[Supplied data]

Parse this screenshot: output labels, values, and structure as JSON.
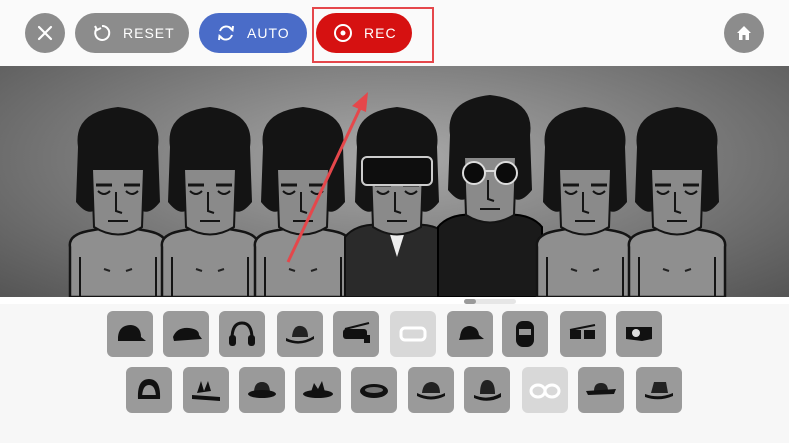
{
  "toolbar": {
    "close_icon": "close-icon",
    "reset_label": "RESET",
    "auto_label": "AUTO",
    "rec_label": "REC",
    "home_icon": "home-icon"
  },
  "colors": {
    "auto_blue": "#4a6cc8",
    "rec_red": "#d61111",
    "button_grey": "#8c8c8c",
    "annotation_red": "#e5474b"
  },
  "stage": {
    "characters": [
      {
        "name": "character-1",
        "style": "bare"
      },
      {
        "name": "character-2",
        "style": "bare"
      },
      {
        "name": "character-3",
        "style": "bare"
      },
      {
        "name": "character-4",
        "style": "visor-jacket"
      },
      {
        "name": "character-5",
        "style": "sunglasses-jacket"
      },
      {
        "name": "character-6",
        "style": "bare"
      },
      {
        "name": "character-7",
        "style": "bare"
      }
    ]
  },
  "tray": {
    "row1": [
      "cap",
      "flat-cap",
      "headphones",
      "fedora",
      "goggles",
      "visor-outline",
      "bucket-cap",
      "helmet",
      "shades",
      "camera-mask"
    ],
    "row2": [
      "hood",
      "crown-band",
      "bowler",
      "spiky-hat",
      "round-hat",
      "derby",
      "tall-hat",
      "glasses-outline",
      "wide-brim",
      "trilby"
    ]
  }
}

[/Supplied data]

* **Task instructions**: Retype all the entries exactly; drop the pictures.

* **Finished exercise**:
Parse this screenshot: output labels, values, and structure as JSON.
{
  "toolbar": {
    "close_icon": "close-icon",
    "reset_label": "RESET",
    "auto_label": "AUTO",
    "rec_label": "REC",
    "home_icon": "home-icon"
  },
  "colors": {
    "auto_blue": "#4a6cc8",
    "rec_red": "#d61111",
    "button_grey": "#8c8c8c",
    "annotation_red": "#e5474b"
  },
  "stage": {
    "characters": [
      {
        "name": "character-1",
        "style": "bare"
      },
      {
        "name": "character-2",
        "style": "bare"
      },
      {
        "name": "character-3",
        "style": "bare"
      },
      {
        "name": "character-4",
        "style": "visor-jacket"
      },
      {
        "name": "character-5",
        "style": "sunglasses-jacket"
      },
      {
        "name": "character-6",
        "style": "bare"
      },
      {
        "name": "character-7",
        "style": "bare"
      }
    ]
  },
  "tray": {
    "row1": [
      "cap",
      "flat-cap",
      "headphones",
      "fedora",
      "goggles",
      "visor-outline",
      "bucket-cap",
      "helmet",
      "shades",
      "camera-mask"
    ],
    "row2": [
      "hood",
      "crown-band",
      "bowler",
      "spiky-hat",
      "round-hat",
      "derby",
      "tall-hat",
      "glasses-outline",
      "wide-brim",
      "trilby"
    ]
  }
}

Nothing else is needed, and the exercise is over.